| REQUIRED WORK |
In the entries below, find the lines that contain the word "Open" and copy them.

GIVEN DATA: Begin

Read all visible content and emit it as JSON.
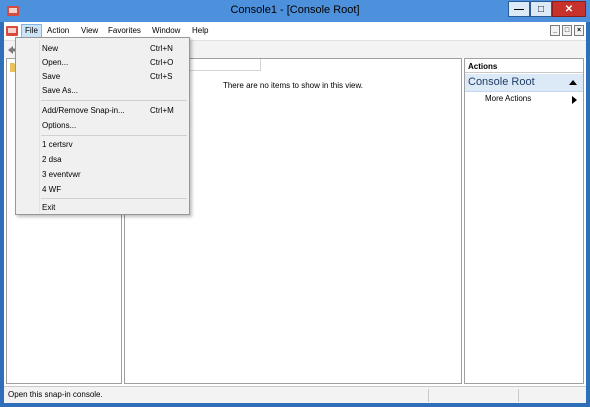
{
  "window": {
    "title": "Console1 - [Console Root]"
  },
  "menubar": {
    "items": [
      "File",
      "Action",
      "View",
      "Favorites",
      "Window",
      "Help"
    ]
  },
  "file_menu": {
    "groups": [
      [
        {
          "label": "New",
          "shortcut": "Ctrl+N"
        },
        {
          "label": "Open...",
          "shortcut": "Ctrl+O"
        },
        {
          "label": "Save",
          "shortcut": "Ctrl+S"
        },
        {
          "label": "Save As...",
          "shortcut": ""
        }
      ],
      [
        {
          "label": "Add/Remove Snap-in...",
          "shortcut": "Ctrl+M"
        },
        {
          "label": "Options...",
          "shortcut": ""
        }
      ],
      [
        {
          "label": "1 certsrv",
          "shortcut": ""
        },
        {
          "label": "2 dsa",
          "shortcut": ""
        },
        {
          "label": "3 eventvwr",
          "shortcut": ""
        },
        {
          "label": "4 WF",
          "shortcut": ""
        }
      ],
      [
        {
          "label": "Exit",
          "shortcut": ""
        }
      ]
    ]
  },
  "result_pane": {
    "empty_message": "There are no items to show in this view."
  },
  "actions_pane": {
    "header": "Actions",
    "section": "Console Root",
    "items": [
      "More Actions"
    ]
  },
  "statusbar": {
    "text": "Open this snap-in console."
  },
  "colors": {
    "titlebar": "#4d90dc",
    "frame": "#2f6fba",
    "close_button": "#c7322d",
    "menu_highlight": "#cce4f7",
    "actions_section": "#dce9f7"
  },
  "icons": [
    "mmc-app-icon",
    "mmc-doc-icon",
    "back-arrow-icon",
    "folder-icon",
    "collapse-icon",
    "submenu-arrow-icon"
  ]
}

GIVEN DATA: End

| REPLY |
          "label": "Open...",
    "text": "Open this snap-in console."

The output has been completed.